To me all these conversations just hit home the point of how biased our society was. That a woman was chopped to death seemed to have been forgotten to easily. I even heard, ‘Fine he killed her, but why chop her to death?’ So murder was fine but the gruesome nature seemed to be the ‘only’ issue.

In college just at the beginning of this year I did my dissertation on matrilineal societies. My community, the Bunt community, is also a matrilineal one. A century ago that would have meant that only women had the right to inherit property and one’s lineage grew through daughters and not sons. Today with both sons and daughters being equal in the eyes of law, girls get no distinct advantage.

When it was time for my viva I was at a loss to explain my stand on my dissertation to my professor. I had come to the conclusion that my community was no different from any other in India. They were as biased if not more. There was dowry, there was the inherent bias against women, only the statistics did not back it up. Dowry deaths happen more in north India than south. Literacy rates are higher in the southern states for women. If I could go back in time, I would use this one practical incident to demonstrate how sometimes our past has no bearings on the attitudes we evolve. How sometimes no matter how high you claim to hold your women, the way you react to certain events says it all.

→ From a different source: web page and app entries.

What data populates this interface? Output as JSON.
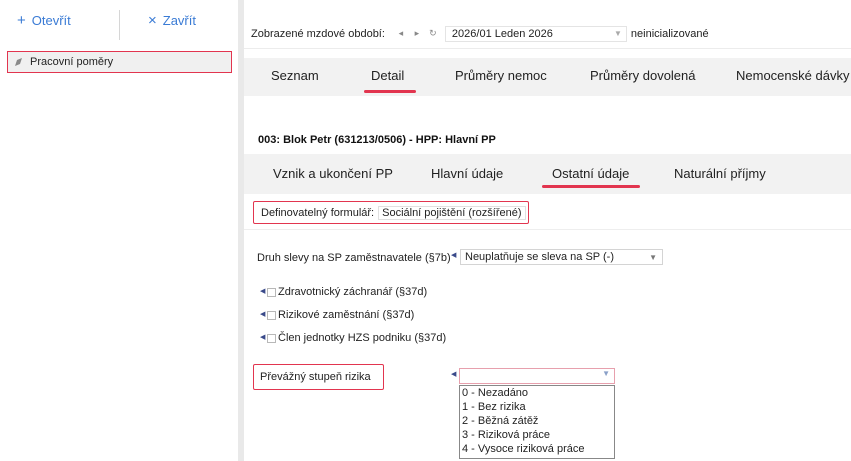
{
  "toolbar": {
    "open_label": "Otevřít",
    "close_label": "Zavřít",
    "open_glyph": "+",
    "close_glyph": "×"
  },
  "sidebar": {
    "items": [
      {
        "label": "Pracovní poměry",
        "icon": "pencil-icon"
      }
    ]
  },
  "period": {
    "label": "Zobrazené mzdové období:",
    "value": "2026/01 Leden 2026",
    "status": "neinicializované",
    "nav_prev": "◂",
    "nav_next": "▸",
    "refresh": "↻"
  },
  "main_tabs": {
    "items": [
      "Seznam",
      "Detail",
      "Průměry nemoc",
      "Průměry dovolená",
      "Nemocenské dávky"
    ],
    "selected": "Detail"
  },
  "employee": {
    "header": "003: Blok Petr (631213/0506) - HPP: Hlavní PP"
  },
  "sub_tabs": {
    "items": [
      "Vznik a ukončení PP",
      "Hlavní údaje",
      "Ostatní údaje",
      "Naturální příjmy"
    ],
    "selected": "Ostatní údaje"
  },
  "form": {
    "definable_label": "Definovatelný formulář:",
    "definable_value": "Sociální pojištění (rozšířené)",
    "discount_label": "Druh slevy na SP zaměstnavatele (§7b)",
    "discount_value": "Neuplatňuje se sleva na SP (-)",
    "checkboxes": [
      {
        "label": "Zdravotnický záchranář (§37d)",
        "checked": false
      },
      {
        "label": "Rizikové zaměstnání (§37d)",
        "checked": false
      },
      {
        "label": "Člen jednotky HZS podniku (§37d)",
        "checked": false
      }
    ],
    "risk_label": "Převážný stupeň rizika",
    "risk_value": "",
    "risk_options": [
      "0 - Nezadáno",
      "1 - Bez rizika",
      "2 - Běžná zátěž",
      "3 - Riziková práce",
      "4 - Vysoce riziková práce"
    ]
  },
  "colors": {
    "accent": "#e2354f",
    "link": "#3a7bd5",
    "tab_bg": "#f2f2f2"
  }
}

She was murdered. He was a murderer. To me the facts were plain and clear. It was a clear case of a wrong being done. Did it matter if she was stubborn or hot-headed? She was murdered. Period.

Screwed Nuts N Bolts

"An idle engineer's mind leads to a screwed up blog."- Anonymous